            In their recent nuptials, Ben and JLo are seeking something, something beautiful. What’s the likelihood of they’ll find it? They’ve been fooled into thinking that what they’re seeking will be found in or as the result of a beautifully choreographed wedding, like a beautifully choreographed movie script. Not quite.


            But it’s when Harry met Sally that the real beauty is to be found, something it took Harry twelve years to figure out. The beauty, although reflected by a marriage, wasn’t about a marriage. It was about the beauty of a love affair that others could see better than Harry and Sally. Even Helen, Harry’s ex, saw it, as did Jess and Marie. Harry didn’t know he was in love with Sally and Sally thought she hated Harry when it was impossible for her to hate him because of the things he said. “That’s just like you, Harry. You say things like that and you make it impossible for me to hate you. And I hate you, Harry. I really hate you!”


            We humans pursue, we crave beauty, and most of us find it together as “a couple,” maybe married, maybe not. I have loved several women in my life and I still love them, unashamedly, because I now realize and embrace the beauty we shared. It is more than enough to see me through this vail of tears.  

Friday, August 19, 2022

Why Jane Austen Teaches Bad Morality


Why Jane Austen Teaches Bad Morality

Peter Schultz


            At the end of her novel, Persuasion, Jane Austen owns up to the fact that she’s teaching “bad morality,” which she does for the sake of “the truth.” What’s the “bad morality” that Jane Austen is teaching? That the young who are in love and want to marry should do so, even though it would be “imprudent” because they are poor or “little likely to be necessary to each other’s ultimate comfort.” As Austen wrote: “This may be bad morality to conclude with, but I believe it to be the truth….” [Persuasion was the last novel Jane Austen completed.]


            Good morality counsels prudence, the kind of prudence that Lady Russell used to persuade Anne Eliot to reject Frederick Wentworth, despite the fact that Anne and Frederick were deeply in love.
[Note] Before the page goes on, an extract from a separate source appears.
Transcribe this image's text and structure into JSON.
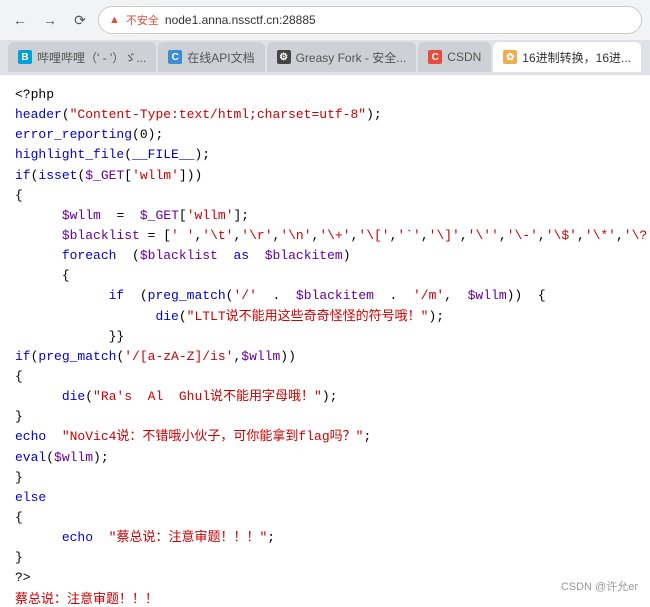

Frederick was poor and had only some future prospects to rely on. Apparently, though, for Jane Austen, being deeply in love trumps or should trump such moral or prudent considerations. Why? Well, perhaps, morality doesn’t “know” love or recognize it for what it is, viz., the source of the best kind of human happiness. Morality may promise certain things – stability, safety, prosperity, even character – but it cannot promise happiness. It is not in the restraint of our passions that we humans find happiness but, rather, in their fulfillment. And romance, the romance of deep, erotic love is the way to happiness because through it, we humans may know, may even dwell in the realm of the beautiful. Such knowledge, such a dwelling is the peak of human happiness. And whatever morality promises us will always fall short of genuine happiness.